From its origin in 1880 through its golden years in the first half of the 20th century, Rookwood Pottery enjoyed international fame and recognition. Unfortunately, the onset of the great depression reached far and wide, and declining revenue and debt began to take its toll. With the passing of John D. Wareham in 1954, I believe Rookwood lost its artistic soul, and it never recovered for these reasons: · Times had changed. The market for fine decorated ware after WWII declined dramatically. · Inexpensive mass-produced decorator ceramics became popular, spurred by the postwar housing boom. · Dwindling sales led to a series of changes in ownership that lacked the creative vision of its founder, Maria Longworth (Nichols) Storer and her successors. · Finally, relocation of the operation from Cincinnati, OH, to Starkville, MS, in 1960 by the Herschede family sealed its fate. By removing Rookwood from a culturally sophisticated metropolitan setting to a barren rural environment, the new owners were unable to resuscitate the failing enterprise.
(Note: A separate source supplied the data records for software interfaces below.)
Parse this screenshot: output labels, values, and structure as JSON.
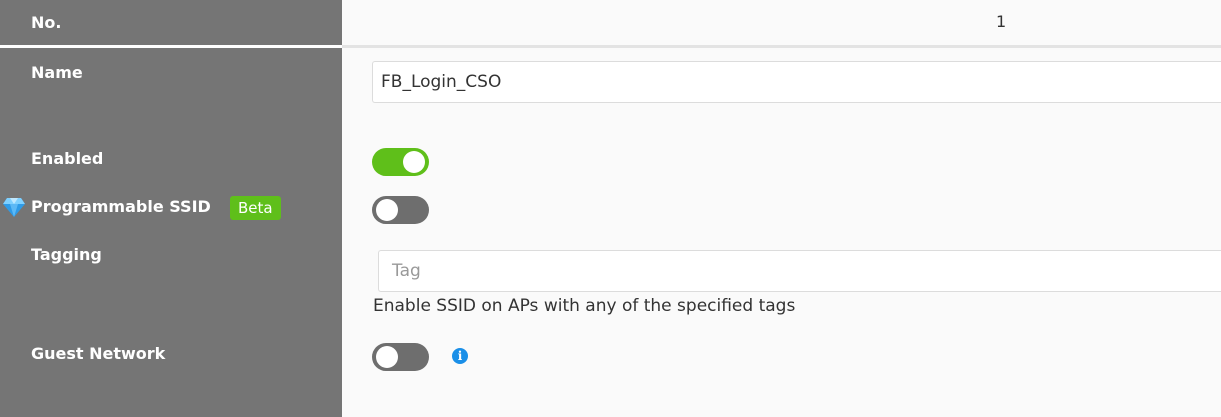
{
  "labels": {
    "no": "No.",
    "name": "Name",
    "enabled": "Enabled",
    "programmable_ssid": "Programmable SSID",
    "tagging": "Tagging",
    "guest_network": "Guest Network"
  },
  "beta_badge": "Beta",
  "values": {
    "no": "1",
    "name": "FB_Login_CSO",
    "tag_placeholder": "Tag",
    "tag_hint": "Enable SSID on APs with any of the specified tags",
    "enabled": true,
    "programmable_ssid": false,
    "guest_network": false
  },
  "icons": {
    "gem": "gem-icon",
    "info": "info-icon"
  },
  "colors": {
    "toggle_on": "#5fbf1a",
    "toggle_off": "#6e6e6e",
    "label_column": "#757575",
    "info": "#1a8fe8"
  }
}
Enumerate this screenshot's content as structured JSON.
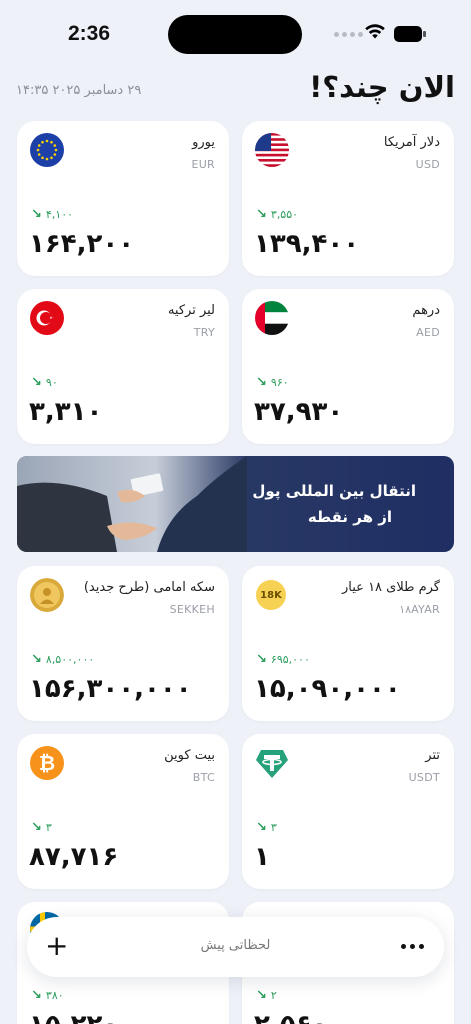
{
  "status_bar": {
    "time": "2:36",
    "icons": [
      "signal-dots-icon",
      "wifi-icon",
      "battery-icon"
    ]
  },
  "header": {
    "title": "الان چند؟!",
    "date": "۲۹ دسامبر ۲۰۲۵ ۱۴:۳۵"
  },
  "cards": [
    {
      "name": "دلار آمریکا",
      "code": "USD",
      "change": "۳,۵۵۰",
      "price": "۱۳۹,۴۰۰",
      "icon": "us-flag-icon"
    },
    {
      "name": "یورو",
      "code": "EUR",
      "change": "۴,۱۰۰",
      "price": "۱۶۴,۲۰۰",
      "icon": "eu-flag-icon"
    },
    {
      "name": "درهم",
      "code": "AED",
      "change": "۹۶۰",
      "price": "۳۷,۹۳۰",
      "icon": "uae-flag-icon"
    },
    {
      "name": "لیر ترکیه",
      "code": "TRY",
      "change": "۹۰",
      "price": "۳,۳۱۰",
      "icon": "turkey-flag-icon"
    },
    {
      "name": "گرم طلای ۱۸ عیار",
      "code": "۱۸AYAR",
      "change": "۶۹۵,۰۰۰",
      "price": "۱۵,۰۹۰,۰۰۰",
      "icon": "gold-18k-icon",
      "icon_text": "18K"
    },
    {
      "name": "سکه امامی (طرح جدید)",
      "code": "SEKKEH",
      "change": "۸,۵۰۰,۰۰۰",
      "price": "۱۵۶,۳۰۰,۰۰۰",
      "icon": "gold-coin-icon"
    },
    {
      "name": "تتر",
      "code": "USDT",
      "change": "۳",
      "price": "۱",
      "icon": "tether-icon"
    },
    {
      "name": "بیت کوین",
      "code": "BTC",
      "change": "۳",
      "price": "۸۷,۷۱۶",
      "icon": "bitcoin-icon"
    },
    {
      "name": "",
      "code": "",
      "change": "۲",
      "price": "۲,۵۶۰",
      "icon": ""
    },
    {
      "name": "",
      "code": "",
      "change": "۳۸۰",
      "price": "۱۵,۲۲۰",
      "icon": "sweden-flag-icon"
    }
  ],
  "banner": {
    "line1": "انتقال بین المللی پول",
    "line2": "از هر نقطه"
  },
  "bottom_bar": {
    "label": "لحظاتی پیش",
    "add_icon": "plus-icon",
    "more_icon": "more-icon"
  },
  "colors": {
    "background": "#eef1f8",
    "card": "#ffffff",
    "change_green": "#2e9e5e",
    "banner": "#1f2e63"
  }
}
As Will Rogers once remarked: “You can’t heat an oven with snowballs.” In the case of Rookwood Pottery, you needed the fire of creative artists and decorators whose practiced medium was painting and pottery decoration. The Cincinnati Art Academy had been such a rich resource in the past. It was vases, such as the “Black Iris” by Carl Schmitt, that made Rookwood famous.
I joined Rookwood in 1959 in a career switch from college Art instructor to designer right after Rookwood was purchased by the Herschede Hall Clock Company. My first role at Rookwood in Cincinnati was to master the tooling craft. My teacher was an extraordinary master potter and tool-maker, Earl Menzel, whose career spanned 63 years with Rookwood. My mastering Earl’s craft was essential in my employer’s mind because Earl was well over retirement age and would not be able to make the move to Mississippi.
After the relocation to Starkville, I managed the production of the current line of ceramic products and designed about 75 new shapes for the Rookwood line as well as for the parent company’s Herschede Hall Clock line, incorporating ceramic elements into the clock designs. The company’s marketing efforts fell flat despite its connections and compatible distribution channels through high-end jewelry and department stores.
By the time Rookwood suspended production, my wife and I had established The Gift Gallery, an art gallery where I taught classes in painting, ceramics and sculpture, exhibited regional artists’ work and retailed art supplies, custom frames, books and select gift lines. In addition, I taught art classes for Mississippi StateUniversity in Starkville. This led to a full-time position as Associate Professor of Art at Mississippi State College (now University) for Women in Columbus, MS.
The Starkville operation closed its doors in 1967. The tooling, molds and distinctive trademark were purchased by the Townley family, avid collectors of fine art pottery. The original Rookwood Pottery on Mt. Adams now houses a restaurant, and the kilns —in which the exquisite ceramics were fired—serve as booths for diners. *I am virtually the last signature artist associated with the Rookwood era prior to 1967.
Footnote: The remnants of Rookwood so lovingly preserved by the Townleys were purchased by a group of investors in 2004 and an attempt is being made to resuscitate the old trademark and classic tile work that made the company famous. The jury is still out on whether or not the revival succeeds.